Many Europeans also think the EU is weak relative to Moscow and Beijing. According to a separate Eurobarometer poll released in August 2023, 36 percent view EU influence in the world as stronger than Russia's, while 42 percent think that it is weaker. Even more say the EU is weaker relative to China: Just 23 percent say the EU is stronger, while 48 percent say it is weaker.
Until very recently, the EU was not regarded as a security actor at all. European integration accelerated after the end of the Cold War, when the EU lacked an external enemy. On May 1, 2004, 10 countries—most of them formerly of the “Eastern bloc”—joined in what became known as the "big bang" enlargement. This enlargement was seen in more economic than security terms. Entrance to the EU gave its new members access to the European Single Market and allowed the free movement of people, capital, goods, and services. What was less visible at the time—and for years after—was how much of a change in European security this would bring with it after Russia reemerged as an external enemy.

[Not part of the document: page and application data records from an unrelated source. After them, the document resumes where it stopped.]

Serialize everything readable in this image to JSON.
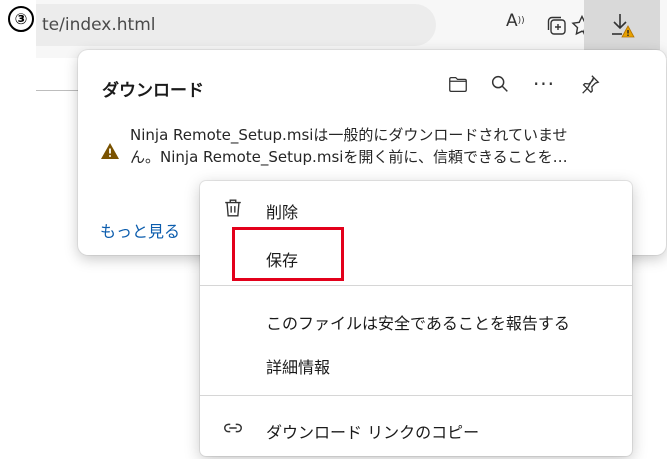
{
  "step_badge": "③",
  "browser": {
    "address_text": "te/index.html",
    "read_aloud_label": "A",
    "icons": {
      "read_aloud": "read-aloud-icon",
      "add_favorite": "add-favorite-icon",
      "favorites": "favorites-icon",
      "collections": "collections-icon",
      "downloads": "downloads-warning-icon"
    }
  },
  "downloads_panel": {
    "title": "ダウンロード",
    "warning_line1": "Ninja Remote_Setup.msiは一般的にダウンロードされていませ",
    "warning_line2": "ん。Ninja Remote_Setup.msiを開く前に、信頼できることを…",
    "see_more": "もっと見る",
    "more_label": "···"
  },
  "context_menu": {
    "items": [
      {
        "label": "削除",
        "icon": "trash-icon"
      },
      {
        "label": "保存",
        "icon": null
      },
      {
        "label": "このファイルは安全であることを報告する",
        "icon": null
      },
      {
        "label": "詳細情報",
        "icon": null
      },
      {
        "label": "ダウンロード リンクのコピー",
        "icon": "link-icon"
      }
    ],
    "highlighted_index": 1
  },
  "colors": {
    "accent_link": "#0b5cad",
    "highlight_red": "#e3001b",
    "warning_amber": "#7a5200"
  }
}
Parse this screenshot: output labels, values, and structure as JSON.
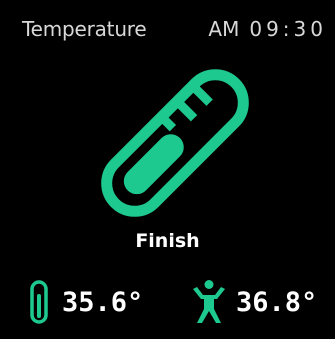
{
  "header": {
    "title": "Temperature",
    "ampm": "AM",
    "time": "09:30"
  },
  "main": {
    "status": "Finish",
    "icon": "thermometer-measuring-icon"
  },
  "readings": {
    "ambient": {
      "icon": "thermometer-icon",
      "value": "35.6°"
    },
    "body": {
      "icon": "person-icon",
      "value": "36.8°"
    }
  },
  "colors": {
    "accent": "#1ec98f",
    "background": "#000000",
    "text": "#ffffff",
    "header_text": "#d8d8d8"
  }
}
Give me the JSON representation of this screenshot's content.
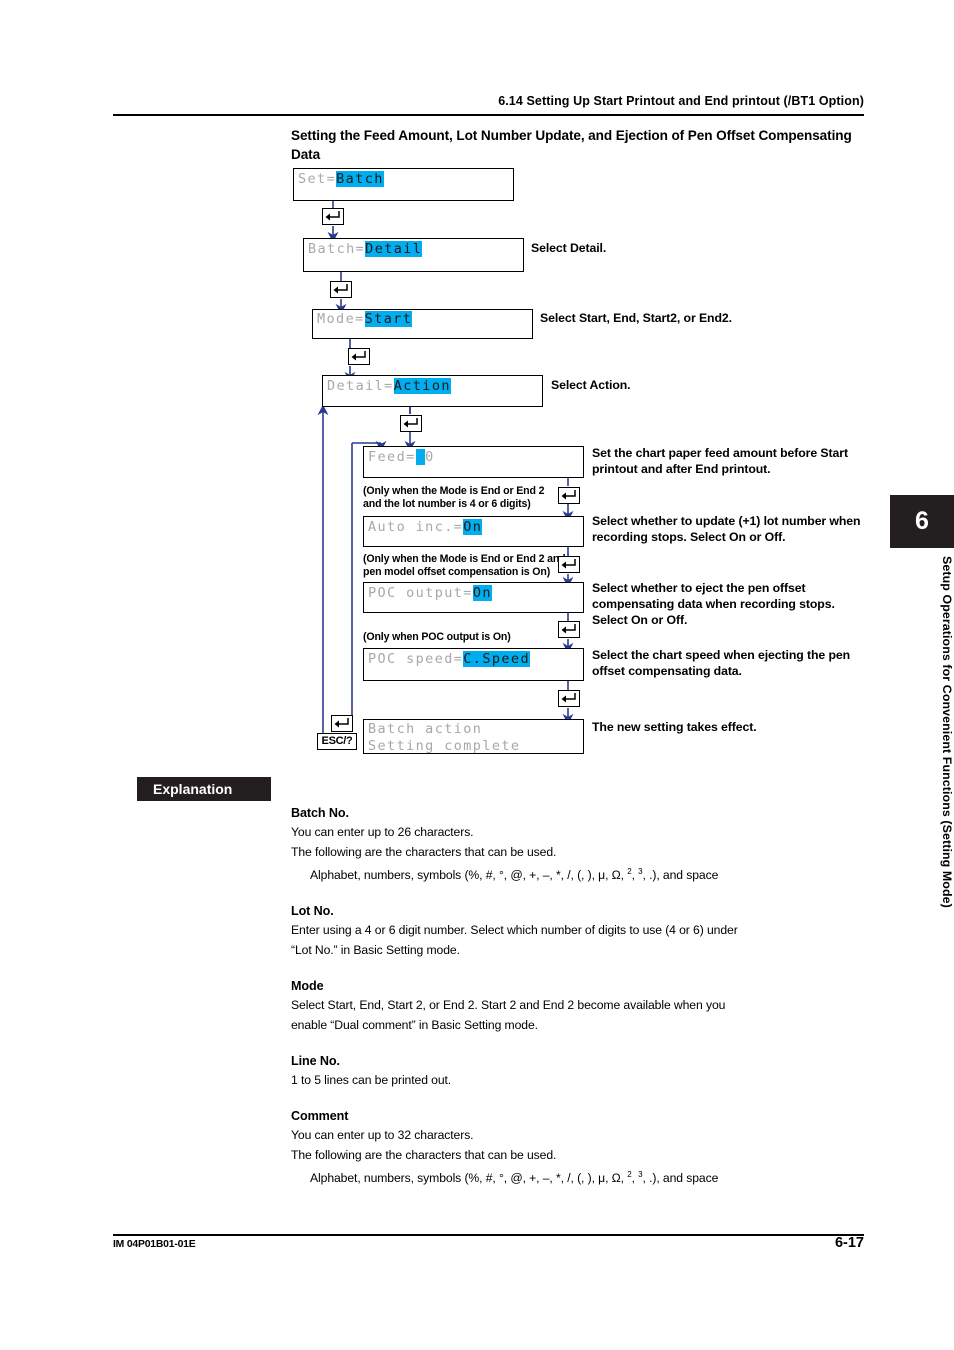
{
  "header": {
    "title": "6.14  Setting Up Start Printout and End printout (/BT1 Option)"
  },
  "section": {
    "title": "Setting the Feed Amount, Lot Number Update, and Ejection of Pen Offset Compensating Data"
  },
  "flow": {
    "steps": [
      {
        "id": "set",
        "lcd_prefix": "Set=",
        "lcd_value": "Batch",
        "callout": ""
      },
      {
        "id": "batch",
        "lcd_prefix": "Batch=",
        "lcd_value": "Detail",
        "callout": "Select Detail."
      },
      {
        "id": "mode",
        "lcd_prefix": "Mode=",
        "lcd_value": "Start",
        "callout": "Select Start, End, Start2, or End2."
      },
      {
        "id": "detail",
        "lcd_prefix": "Detail=",
        "lcd_value": "Action",
        "callout": "Select Action."
      },
      {
        "id": "feed",
        "lcd_prefix": "Feed=",
        "lcd_cursor": " ",
        "lcd_suffix": "0",
        "callout": "Set the chart paper feed amount before Start printout and after End printout."
      },
      {
        "id": "auto-inc",
        "lcd_prefix": "Auto inc.=",
        "lcd_value": "On",
        "note": "(Only when the Mode is End or End 2 and the lot number is 4 or 6 digits)",
        "callout": "Select whether to update (+1) lot number when recording stops. Select On or Off."
      },
      {
        "id": "poc-output",
        "lcd_prefix": "POC output=",
        "lcd_value": "On",
        "note": "(Only when the Mode is End or End 2 and pen model offset compensation is On)",
        "callout": "Select whether to eject the pen offset compensating data when recording stops. Select On or Off."
      },
      {
        "id": "poc-speed",
        "lcd_prefix": "POC speed=",
        "lcd_value": "C.Speed",
        "note": "(Only when POC output is On)",
        "callout": "Select the chart speed when ejecting the pen offset compensating data."
      },
      {
        "id": "complete",
        "lcd_line1": "Batch action",
        "lcd_line2": "Setting complete",
        "callout": "The new setting takes effect."
      }
    ],
    "esc_key_label": "ESC/?",
    "enter_key_name": "enter-key",
    "highlight_color": "#00aeef"
  },
  "explanation": {
    "tag": "Explanation",
    "blocks": [
      {
        "heading": "Batch No.",
        "lines": [
          "You can enter up to 26 characters.",
          "The following are the characters that can be used."
        ],
        "indented_prefix": "Alphabet, numbers, symbols (%, #, °, @, +, –, *, /, (, ), μ, Ω, ",
        "indented_sup1": "2",
        "indented_mid": ", ",
        "indented_sup2": "3",
        "indented_suffix": ", .), and space"
      },
      {
        "heading": "Lot No.",
        "lines": [
          "Enter using a 4 or 6 digit number. Select which number of digits to use (4 or 6) under",
          "“Lot No.” in Basic Setting mode."
        ]
      },
      {
        "heading": "Mode",
        "lines": [
          "Select Start, End, Start 2, or End 2. Start 2 and End 2 become available when you",
          "enable “Dual comment” in Basic Setting mode."
        ]
      },
      {
        "heading": "Line No.",
        "lines": [
          "1 to 5 lines can be printed out."
        ]
      },
      {
        "heading": "Comment",
        "lines": [
          "You can enter up to 32 characters.",
          "The following are the characters that can be used."
        ],
        "indented_prefix": "Alphabet, numbers, symbols (%, #, °, @, +, –, *, /, (, ), μ, Ω, ",
        "indented_sup1": "2",
        "indented_mid": ", ",
        "indented_sup2": "3",
        "indented_suffix": ", .), and space"
      }
    ]
  },
  "chapter": {
    "number": "6",
    "vertical_title": "Setup Operations for Convenient Functions (Setting Mode)"
  },
  "footer": {
    "left": "IM 04P01B01-01E",
    "right": "6-17"
  }
}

Since the invasion of Ukraine, France and Germany have largely adopted the skeptical attitudes toward Russia of their Central and Eastern European counterparts. According to the European Council on Foreign Relations, in France, Germany, and Italy, the number of people who considered Russia a rival or an adversary jumped by around 30 percentage points, from a minority to a majority; the average of 11 EU member states surveyed jumped from 36 to 63 percent. In Poland, skepticism is more longstanding: 58 percent in 2021 thought that Russia was an adversary or a rival, which went up to 78 percent in 2023.
A Military Role
So far, however, the heightened threat perception has not resulted in sustained EU-wide efforts to increase Europe’s security. Indeed, the transformation of the EU into a security actor will likely only accelerate if Donald Trump is elected US president in 2024 and tries to pull the United States out of NATO, or substantially scale back US commitment. Trump’s former national security adviser, John Bolton, wrote in his memoirs that he repeatedly had to talk Trump out of withdrawing from NATO when he worked for the president from 2018-19. Trump's 2024 campaign website contains one ominous sentence on NATO: "We have to finish the process we began under my administration of fundamentally re-evaluating NATO’s purpose and NATO’s mission.”
If Trump returns to the White House, the EU will likely have to play a bigger role in European security as NATO's credibility will be diminished, and on Ukraine aid, as Trump would be far less likely to approve more. European publics, at least in the abstract, favor the EU taking a greater security role: according to the latest Eurobarometer, 79 percent say they support more cooperation on defense matters and 65 percent say the EU should spend more money on defense.
But the EU is already playing a bigger role on defense. The EU says it is the largest trainer of Ukrainian troops, training some 40,000 personnel by the end of 2023; it has financed around €5.5 billion in military assistance through the European Peace Facility, used to partly reimburse EU countries for bilateral donations. With a change in government in Poland now led by Donald Tusk, France, Germany, and Poland could join together on European security. That alliance would require Paris and Berlin treating Warsaw as an equal partner and sharing Poland's much more deeply rooted skepticism of Russia.
So in some ways, the European Union has already become a security actor, but many Europeans just do not know it yet. This is not the fault of European publics: European officials have barely, if at all, communicated this shift. It’s time they started to do so.
Luke Johnson is a freelance reporter living in Berlin, frequently writing about Eastern Europe.